Science fiction being the locus of prophecy that it has become in the 20th and 21st centuries, I can't help but note that our prophets are both offering us great hope and spelling out the possibility of serious damage and destruction.

As in all things, if monetary profit for the very few, with no attention payed to its costs to society and the environment, as is now the case with so much of worldwide business,...

If monetary profit is the only motive of those in charge, it's likely that the darkest of these prophetic tales will come to be our reality.

How can we, in the face of such great technological change, in the face of such wonderful new tools for science, health, and the production of goods, but also for the exploitation and extraction of resources and for making war, ensure that all humanity shares in the good that can be created and that we don't just enter into a new, and highly amusing, high-tech era of "bread and circuses," which are being arranged by the profit mongers to distract us while they ravage the planet and enslave the rest of us?

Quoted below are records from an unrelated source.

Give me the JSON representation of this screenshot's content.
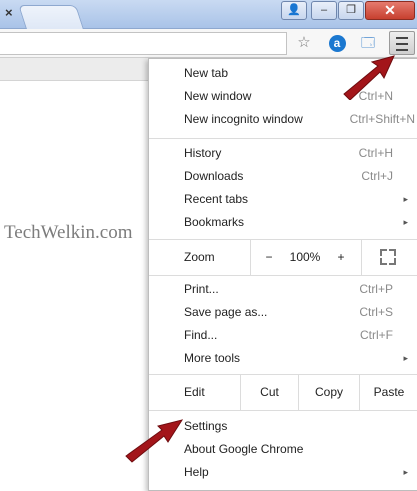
{
  "titlebar": {
    "tab_close": "×",
    "window_buttons": {
      "user": "👤",
      "minimize": "–",
      "maximize": "❐",
      "close": "✕"
    }
  },
  "toolbar": {
    "star_icon": "☆",
    "ext_a_label": "a",
    "ext_b_icon": "🗔",
    "menu_icon": "hamburger-menu-icon"
  },
  "watermark": "TechWelkin.com",
  "menu": {
    "group1": [
      {
        "label": "New tab",
        "shortcut": ""
      },
      {
        "label": "New window",
        "shortcut": "Ctrl+N"
      },
      {
        "label": "New incognito window",
        "shortcut": "Ctrl+Shift+N"
      }
    ],
    "group2": [
      {
        "label": "History",
        "shortcut": "Ctrl+H"
      },
      {
        "label": "Downloads",
        "shortcut": "Ctrl+J"
      },
      {
        "label": "Recent tabs",
        "shortcut": "▸"
      },
      {
        "label": "Bookmarks",
        "shortcut": "▸"
      }
    ],
    "zoom": {
      "label": "Zoom",
      "minus": "−",
      "value": "100%",
      "plus": "+"
    },
    "group3": [
      {
        "label": "Print...",
        "shortcut": "Ctrl+P"
      },
      {
        "label": "Save page as...",
        "shortcut": "Ctrl+S"
      },
      {
        "label": "Find...",
        "shortcut": "Ctrl+F"
      },
      {
        "label": "More tools",
        "shortcut": "▸"
      }
    ],
    "edit": {
      "label": "Edit",
      "cut": "Cut",
      "copy": "Copy",
      "paste": "Paste"
    },
    "group4": [
      {
        "label": "Settings",
        "shortcut": ""
      },
      {
        "label": "About Google Chrome",
        "shortcut": ""
      },
      {
        "label": "Help",
        "shortcut": "▸"
      }
    ]
  },
  "colors": {
    "arrow": "#a3151a",
    "titlebar": "#b7cdee",
    "close": "#c7402f"
  }
}
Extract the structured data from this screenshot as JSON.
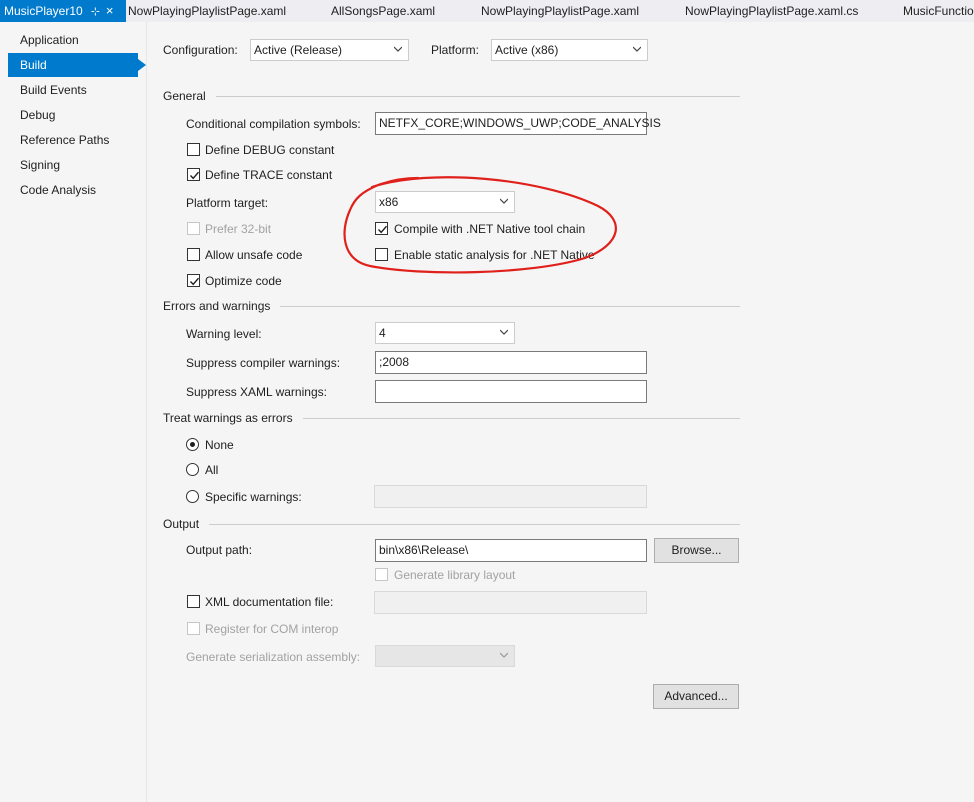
{
  "tabs": [
    {
      "label": "MusicPlayer10",
      "active": true
    },
    {
      "label": "NowPlayingPlaylistPage.xaml"
    },
    {
      "label": "AllSongsPage.xaml"
    },
    {
      "label": "NowPlayingPlaylistPage.xaml"
    },
    {
      "label": "NowPlayingPlaylistPage.xaml.cs"
    },
    {
      "label": "MusicFunctio"
    }
  ],
  "tab_pin_glyph": "⊹",
  "tab_close_glyph": "×",
  "nav": {
    "items": [
      "Application",
      "Build",
      "Build Events",
      "Debug",
      "Reference Paths",
      "Signing",
      "Code Analysis"
    ],
    "selected": "Build"
  },
  "header": {
    "configuration_label": "Configuration:",
    "configuration_value": "Active (Release)",
    "platform_label": "Platform:",
    "platform_value": "Active (x86)"
  },
  "general": {
    "title": "General",
    "cond_symbols_label": "Conditional compilation symbols:",
    "cond_symbols_value": "NETFX_CORE;WINDOWS_UWP;CODE_ANALYSIS",
    "define_debug_label": "Define DEBUG constant",
    "define_debug": false,
    "define_trace_label": "Define TRACE constant",
    "define_trace": true,
    "platform_target_label": "Platform target:",
    "platform_target_value": "x86",
    "prefer32_label": "Prefer 32-bit",
    "prefer32": false,
    "compile_native_label": "Compile with .NET Native tool chain",
    "compile_native": true,
    "unsafe_label": "Allow unsafe code",
    "unsafe": false,
    "static_analysis_label": "Enable static analysis for .NET Native",
    "static_analysis": false,
    "optimize_label": "Optimize code",
    "optimize": true
  },
  "errors": {
    "title": "Errors and warnings",
    "warning_level_label": "Warning level:",
    "warning_level_value": "4",
    "suppress_compiler_label": "Suppress compiler warnings:",
    "suppress_compiler_value": ";2008",
    "suppress_xaml_label": "Suppress XAML warnings:",
    "suppress_xaml_value": ""
  },
  "treat": {
    "title": "Treat warnings as errors",
    "none_label": "None",
    "all_label": "All",
    "specific_label": "Specific warnings:",
    "selected": "None",
    "specific_value": ""
  },
  "output": {
    "title": "Output",
    "path_label": "Output path:",
    "path_value": "bin\\x86\\Release\\",
    "browse_label": "Browse...",
    "gen_lib_layout_label": "Generate library layout",
    "xml_doc_label": "XML documentation file:",
    "xml_doc_value": "",
    "register_com_label": "Register for COM interop",
    "gen_serialization_label": "Generate serialization assembly:",
    "gen_serialization_value": "",
    "advanced_label": "Advanced..."
  },
  "colors": {
    "accent": "#007acc",
    "annotation": "#e0201a"
  }
}
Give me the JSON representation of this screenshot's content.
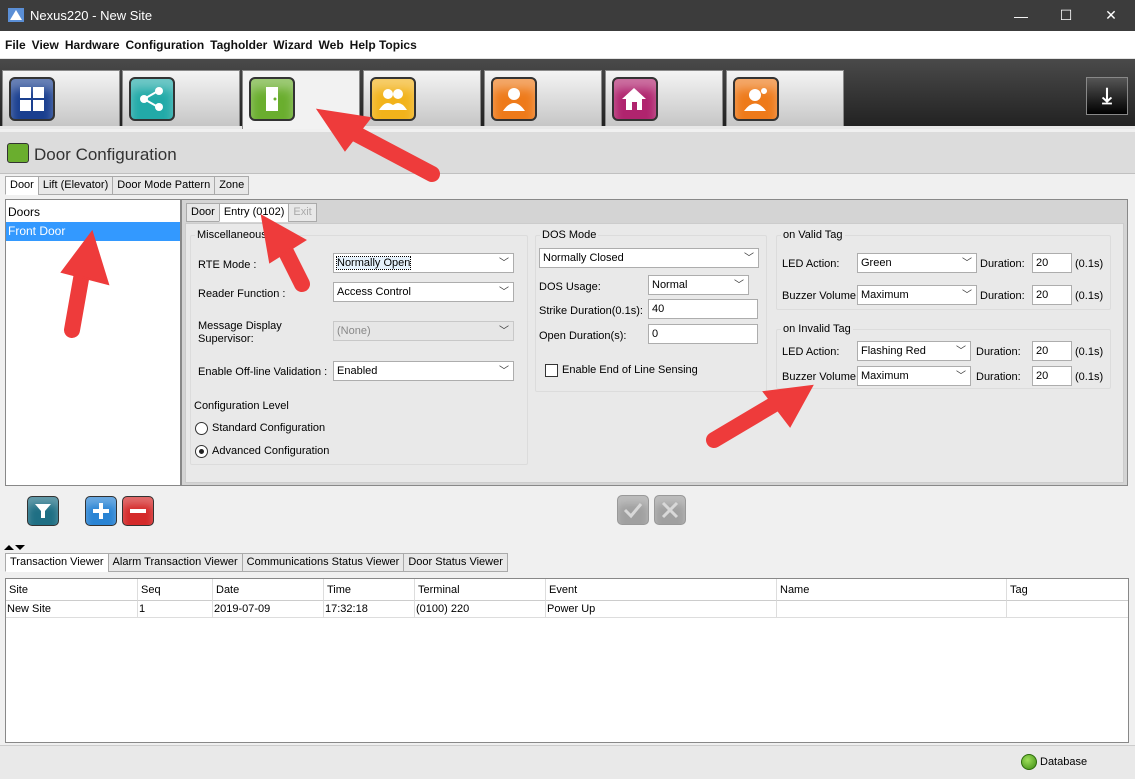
{
  "window": {
    "title": "Nexus220 - New Site",
    "minimize": "—",
    "maximize": "☐",
    "close": "✕"
  },
  "menu": [
    "File",
    "View",
    "Hardware",
    "Configuration",
    "Tagholder",
    "Wizard",
    "Web",
    "Help Topics"
  ],
  "modules": [
    {
      "icon": "dashboard-grid-icon",
      "color": "#1a3f8f"
    },
    {
      "icon": "network-nodes-icon",
      "color": "#22aaa8"
    },
    {
      "icon": "door-icon",
      "color": "#6aae2e",
      "active": true
    },
    {
      "icon": "user-group-icon",
      "color": "#f2b31b"
    },
    {
      "icon": "user-icon",
      "color": "#ee7a1a"
    },
    {
      "icon": "house-key-icon",
      "color": "#b0246e"
    },
    {
      "icon": "user-alert-icon",
      "color": "#ee7a1a"
    }
  ],
  "page": {
    "title": "Door Configuration"
  },
  "left_tabs": [
    "Door",
    "Lift (Elevator)",
    "Door Mode Pattern",
    "Zone"
  ],
  "door_list": {
    "header": "Doors",
    "items": [
      "Front Door"
    ]
  },
  "inner_tabs": [
    "Door",
    "Entry (0102)",
    "Exit"
  ],
  "misc": {
    "legend": "Miscellaneous",
    "rte_label": "RTE Mode :",
    "rte_value": "Normally Open",
    "reader_label": "Reader Function :",
    "reader_value": "Access Control",
    "msg_label": "Message Display Supervisor:",
    "msg_value": "(None)",
    "offline_label": "Enable Off-line Validation :",
    "offline_value": "Enabled",
    "config_level_label": "Configuration Level",
    "standard": "Standard Configuration",
    "advanced": "Advanced Configuration"
  },
  "dos": {
    "legend": "DOS Mode",
    "mode_value": "Normally Closed",
    "usage_label": "DOS Usage:",
    "usage_value": "Normal",
    "strike_label": "Strike Duration(0.1s):",
    "strike_value": "40",
    "open_label": "Open Duration(s):",
    "open_value": "0",
    "eol_label": "Enable End of Line Sensing"
  },
  "valid_tag": {
    "legend": "on Valid Tag",
    "led_label": "LED Action:",
    "led_value": "Green",
    "buzzer_label": "Buzzer Volume:",
    "buzzer_value": "Maximum",
    "duration_label": "Duration:",
    "led_duration": "20",
    "buzzer_duration": "20",
    "unit": "(0.1s)"
  },
  "invalid_tag": {
    "legend": "on Invalid Tag",
    "led_label": "LED Action:",
    "led_value": "Flashing Red",
    "buzzer_label": "Buzzer Volume:",
    "buzzer_value": "Maximum",
    "duration_label": "Duration:",
    "led_duration": "20",
    "buzzer_duration": "20",
    "unit": "(0.1s)"
  },
  "bottom_tabs": [
    "Transaction Viewer",
    "Alarm Transaction Viewer",
    "Communications Status Viewer",
    "Door Status Viewer"
  ],
  "grid": {
    "columns": [
      "Site",
      "Seq",
      "Date",
      "Time",
      "Terminal",
      "Event",
      "Name",
      "Tag"
    ],
    "rows": [
      [
        "New Site",
        "1",
        "2019-07-09",
        "17:32:18",
        "(0100) 220",
        "Power Up",
        "",
        ""
      ]
    ]
  },
  "status": {
    "database": "Database"
  }
}
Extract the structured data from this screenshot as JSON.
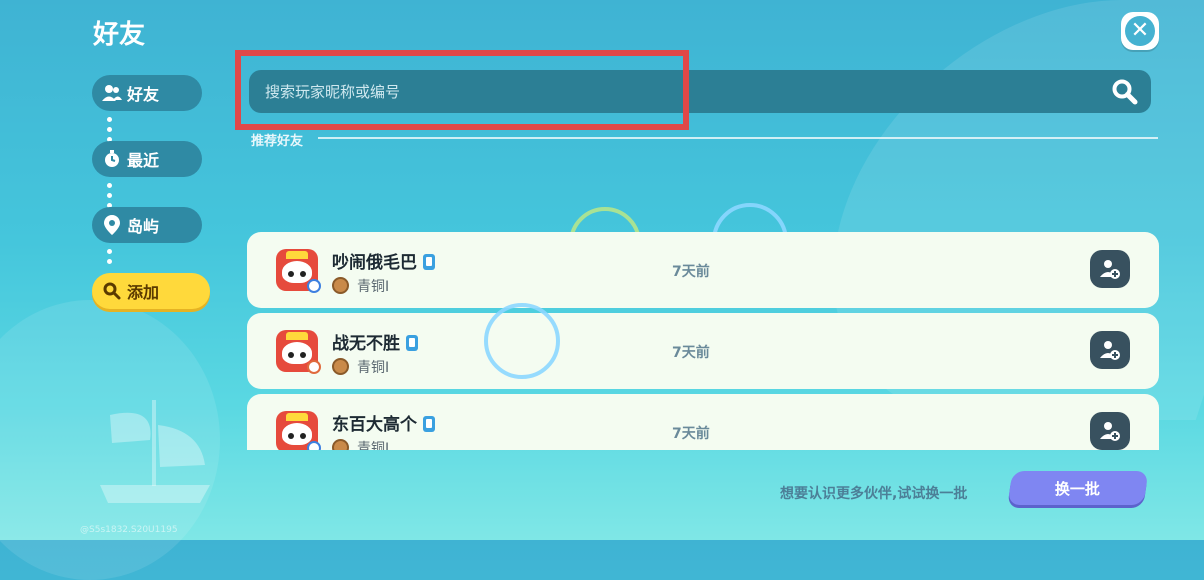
{
  "header": {
    "title": "好友"
  },
  "sidebar": {
    "items": [
      {
        "label": "好友",
        "icon": "users-icon"
      },
      {
        "label": "最近",
        "icon": "clock-icon"
      },
      {
        "label": "岛屿",
        "icon": "location-pin-icon"
      },
      {
        "label": "添加",
        "icon": "search-icon",
        "active": true
      }
    ]
  },
  "search": {
    "placeholder": "搜索玩家昵称或编号",
    "value": ""
  },
  "section": {
    "label": "推荐好友"
  },
  "friends": [
    {
      "name": "吵闹俄毛巴",
      "rank": "青铜I",
      "last_seen": "7天前"
    },
    {
      "name": "战无不胜",
      "rank": "青铜I",
      "last_seen": "7天前"
    },
    {
      "name": "东百大高个",
      "rank": "青铜I",
      "last_seen": "7天前"
    }
  ],
  "footer": {
    "hint": "想要认识更多伙伴,试试换一批",
    "refresh_label": "换一批"
  },
  "watermark": "@S5s1832.S20U1195",
  "colors": {
    "accent_yellow": "#ffd93b",
    "highlight_red": "#e04848",
    "refresh_purple": "#7f86f2"
  }
}
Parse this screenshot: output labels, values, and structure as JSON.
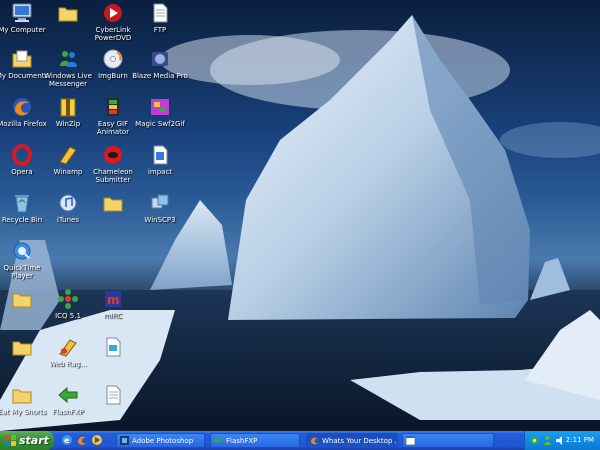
{
  "desktop": {
    "icons": [
      {
        "label": "My Computer",
        "icon": "computer-icon"
      },
      {
        "label": "",
        "icon": "folder-icon"
      },
      {
        "label": "CyberLink PowerDVD",
        "icon": "powerdvd-icon"
      },
      {
        "label": "FTP",
        "icon": "document-icon"
      },
      {
        "label": "My Documents",
        "icon": "documents-folder-icon"
      },
      {
        "label": "Windows Live Messenger",
        "icon": "messenger-icon"
      },
      {
        "label": "ImgBurn",
        "icon": "disc-icon"
      },
      {
        "label": "Blaze Media Pro",
        "icon": "blaze-icon"
      },
      {
        "label": "Mozilla Firefox",
        "icon": "firefox-icon"
      },
      {
        "label": "WinZip",
        "icon": "winzip-icon"
      },
      {
        "label": "Easy GIF Animator",
        "icon": "gif-animator-icon"
      },
      {
        "label": "Magic Swf2Gif",
        "icon": "swf2gif-icon"
      },
      {
        "label": "Opera",
        "icon": "opera-icon"
      },
      {
        "label": "Winamp",
        "icon": "winamp-icon"
      },
      {
        "label": "Chameleon Submitter",
        "icon": "chameleon-icon"
      },
      {
        "label": "impact",
        "icon": "document-icon"
      },
      {
        "label": "Recycle Bin",
        "icon": "recycle-bin-icon"
      },
      {
        "label": "iTunes",
        "icon": "itunes-icon"
      },
      {
        "label": "",
        "icon": "folder-icon"
      },
      {
        "label": "WinSCP3",
        "icon": "winscp-icon"
      },
      {
        "label": "QuickTime Player",
        "icon": "quicktime-icon"
      },
      {
        "label": "",
        "icon": "folder-icon"
      },
      {
        "label": "ICQ 5.1",
        "icon": "icq-icon"
      },
      {
        "label": "mIRC",
        "icon": "mirc-icon"
      },
      {
        "label": "",
        "icon": "folder-icon"
      },
      {
        "label": "Web Rag...",
        "icon": "web-rag-icon"
      },
      {
        "label": "",
        "icon": "document-icon"
      },
      {
        "label": "Eat My Shorts",
        "icon": "folder-icon"
      },
      {
        "label": "FlashFXP",
        "icon": "flashfxp-icon"
      },
      {
        "label": "",
        "icon": "document-icon"
      }
    ]
  },
  "taskbar": {
    "start_label": "start",
    "quick_launch": [
      {
        "icon": "ie-icon"
      },
      {
        "icon": "firefox-icon"
      },
      {
        "icon": "media-icon"
      }
    ],
    "tasks": [
      {
        "label": "Adobe Photoshop",
        "icon": "photoshop-icon"
      },
      {
        "label": "FlashFXP",
        "icon": "flashfxp-icon"
      },
      {
        "label": "Whats Your Desktop ...",
        "icon": "firefox-icon"
      },
      {
        "label": "",
        "icon": "window-icon"
      }
    ],
    "tray": {
      "clock": "2:11 PM"
    }
  }
}
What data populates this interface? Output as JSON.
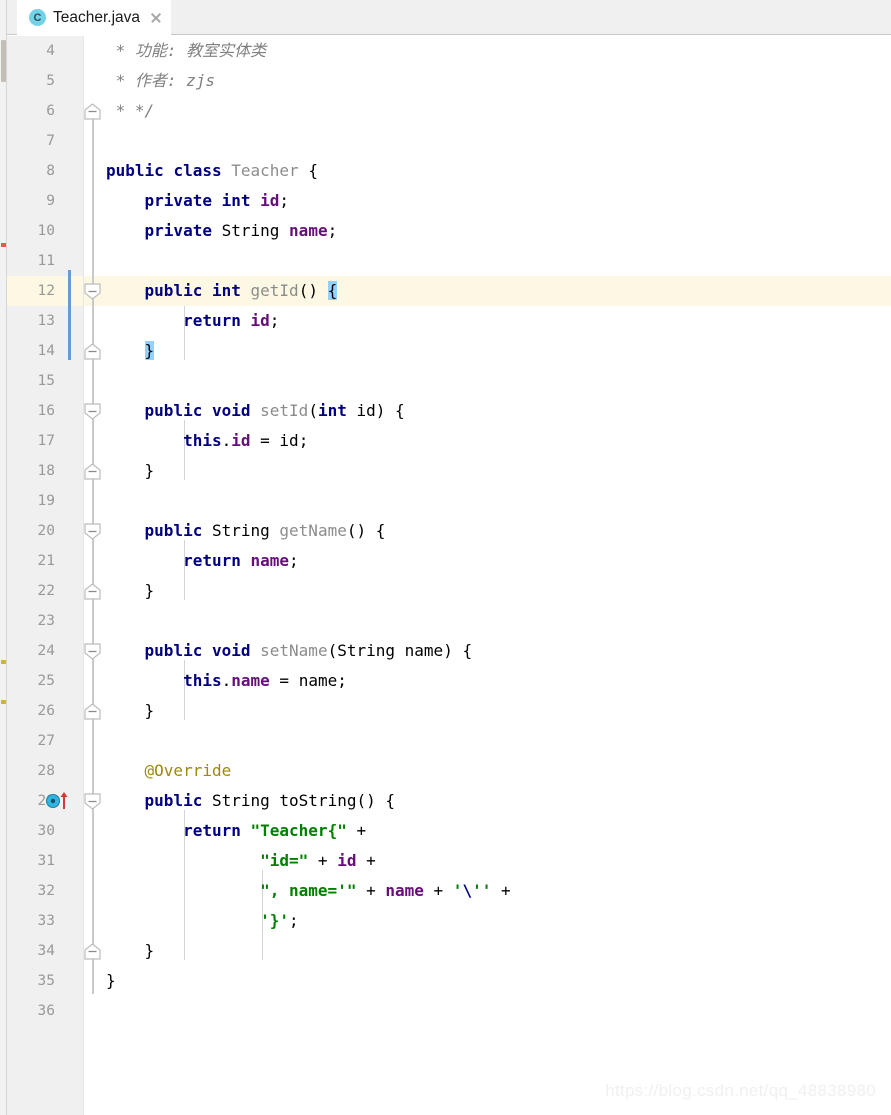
{
  "window": {
    "title": "Teacher.java"
  },
  "tab": {
    "label": "Teacher.java",
    "icon": "java-class-icon",
    "icon_letter": "C",
    "close_icon": "close-icon",
    "active": true
  },
  "colors": {
    "keyword": "#000080",
    "field": "#660e7a",
    "class_name": "#8c8c8c",
    "method_name": "#8c8c8c",
    "comment": "#808080",
    "string": "#008000",
    "annotation": "#9e880d",
    "current_line_bg": "#fdf8e3",
    "brace_match_bg": "#93d1ff",
    "gutter_bg": "#f0f0f0",
    "change_bar": "#6a9ad0",
    "tab_icon_bg": "#73d2e8",
    "editor_bg": "#ffffff"
  },
  "editor": {
    "language": "java",
    "first_visible_line": 4,
    "last_visible_line": 36,
    "current_line": 12,
    "line_numbers": [
      4,
      5,
      6,
      7,
      8,
      9,
      10,
      11,
      12,
      13,
      14,
      15,
      16,
      17,
      18,
      19,
      20,
      21,
      22,
      23,
      24,
      25,
      26,
      27,
      28,
      29,
      30,
      31,
      32,
      33,
      34,
      35,
      36
    ],
    "lines": [
      {
        "n": 4,
        "text": " * 功能: 教室实体类"
      },
      {
        "n": 5,
        "text": " * 作者: zjs"
      },
      {
        "n": 6,
        "text": " * */"
      },
      {
        "n": 7,
        "text": ""
      },
      {
        "n": 8,
        "text": "public class Teacher {"
      },
      {
        "n": 9,
        "text": "    private int id;"
      },
      {
        "n": 10,
        "text": "    private String name;"
      },
      {
        "n": 11,
        "text": ""
      },
      {
        "n": 12,
        "text": "    public int getId() {"
      },
      {
        "n": 13,
        "text": "        return id;"
      },
      {
        "n": 14,
        "text": "    }"
      },
      {
        "n": 15,
        "text": ""
      },
      {
        "n": 16,
        "text": "    public void setId(int id) {"
      },
      {
        "n": 17,
        "text": "        this.id = id;"
      },
      {
        "n": 18,
        "text": "    }"
      },
      {
        "n": 19,
        "text": ""
      },
      {
        "n": 20,
        "text": "    public String getName() {"
      },
      {
        "n": 21,
        "text": "        return name;"
      },
      {
        "n": 22,
        "text": "    }"
      },
      {
        "n": 23,
        "text": ""
      },
      {
        "n": 24,
        "text": "    public void setName(String name) {"
      },
      {
        "n": 25,
        "text": "        this.name = name;"
      },
      {
        "n": 26,
        "text": "    }"
      },
      {
        "n": 27,
        "text": ""
      },
      {
        "n": 28,
        "text": "    @Override"
      },
      {
        "n": 29,
        "text": "    public String toString() {"
      },
      {
        "n": 30,
        "text": "        return \"Teacher{\" +"
      },
      {
        "n": 31,
        "text": "                \"id=\" + id +"
      },
      {
        "n": 32,
        "text": "                \", name='\" + name + '\\'' +"
      },
      {
        "n": 33,
        "text": "                '}';"
      },
      {
        "n": 34,
        "text": "    }"
      },
      {
        "n": 35,
        "text": "}"
      },
      {
        "n": 36,
        "text": ""
      }
    ],
    "gutter_icons": [
      {
        "line": 29,
        "name": "override-method-icon",
        "description": "implementing/overriding method marker"
      }
    ]
  },
  "watermark": {
    "text": "https://blog.csdn.net/qq_48838980"
  }
}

Maybe, Greg, but I tend to think such technology could spread out technological uses (somewhat like the internet, unless Verizon and some of the other companies get their way) and really help empower all of us. Maybe we need to take a much longer and broader view of this. Great societal and cultural changes will almost certainly be part of this--either set off changes, accelerate them, or something else. Right now, we don't know much about where we're heading. I think the main idea is not to let fear send us scuttling back to 19th century thinking and decision making.